Murder, she wrote: Novelist Nancy Crampton Brophy, who wrote ‘How to Kill Your Husband’, was sentenced to life imprisonment for the murder of his wife

Luis ROBAYO

Text size

An American writer who wrote a tract titled “How to Murder Your Husband” was sentenced to life in prison on Monday for fatally shooting his husband.

Nancy Crampton Brophy, 71, will be able to seek parole in 25 years, a judge in the northwestern Oregon state told her.

Crampton Brophy’s month-long murder trial heard how the author used a gun barrel bought on eBay to kill her husband in the hope of raising hundreds of thousands of dollars in life insurance.

The weapon, which she said had been acquired as part of the search for a new novel, was never found.

Chef Daniel Brophy was found on the floor of a classroom at a now defunct culinary institute where he worked in June 2018. He had been shot twice.

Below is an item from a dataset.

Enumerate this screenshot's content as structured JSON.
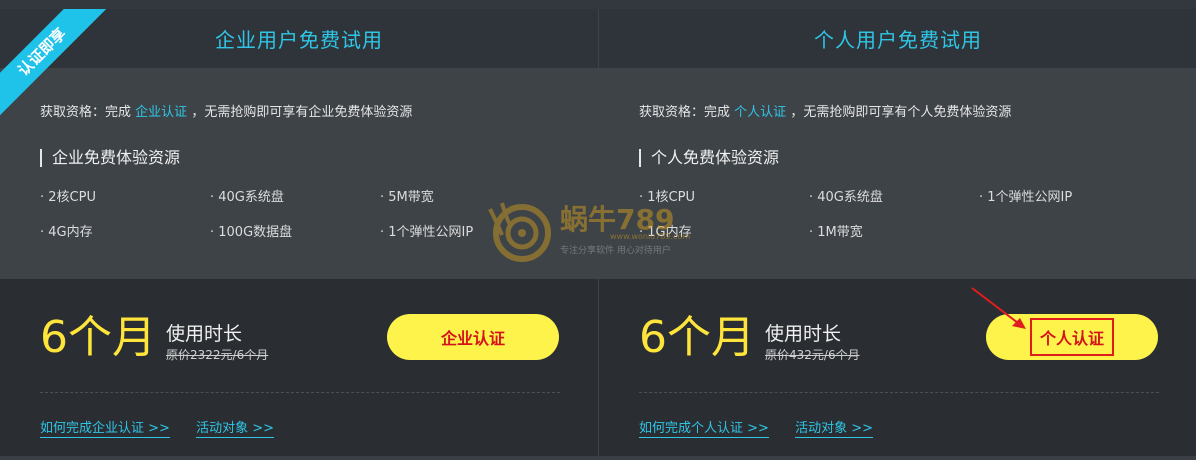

CCTV footage showed his wife driving in the area at the time.

The author, whose ‘Wrong Never Felt So Right’ novel series includes ‘The Wrong Husband’ and ‘The Wrong Lover’, claimed she had no memory of being there, but assumed she reportedly been around the neighborhood trying to get inspiration for a new work of fiction.

Crampton Brophy, whose lawyers said last month they would appeal the verdict, has denied the killing, insisting years of financial struggle were behind the couple and she had no reason to kill her husband.

“Where’s the motivation? I’d ask you,” Crampton Brophy said as she sparred with the prosecutor during her trial.

“An editor would laugh and say, ‘I think you need to work harder on this story, you’ve got a big hole in it. “”

Her blog post “How to Kill Your Husband”, which is still available online, discusses methods and motivations for sending an unwanted spouse.

These include financial gain and the use of a gun, although guns are noted to be “noisy, messy, require some skill”.

“But what I do know about murder is that each of us has it in us when pushed far enough,” the essay says.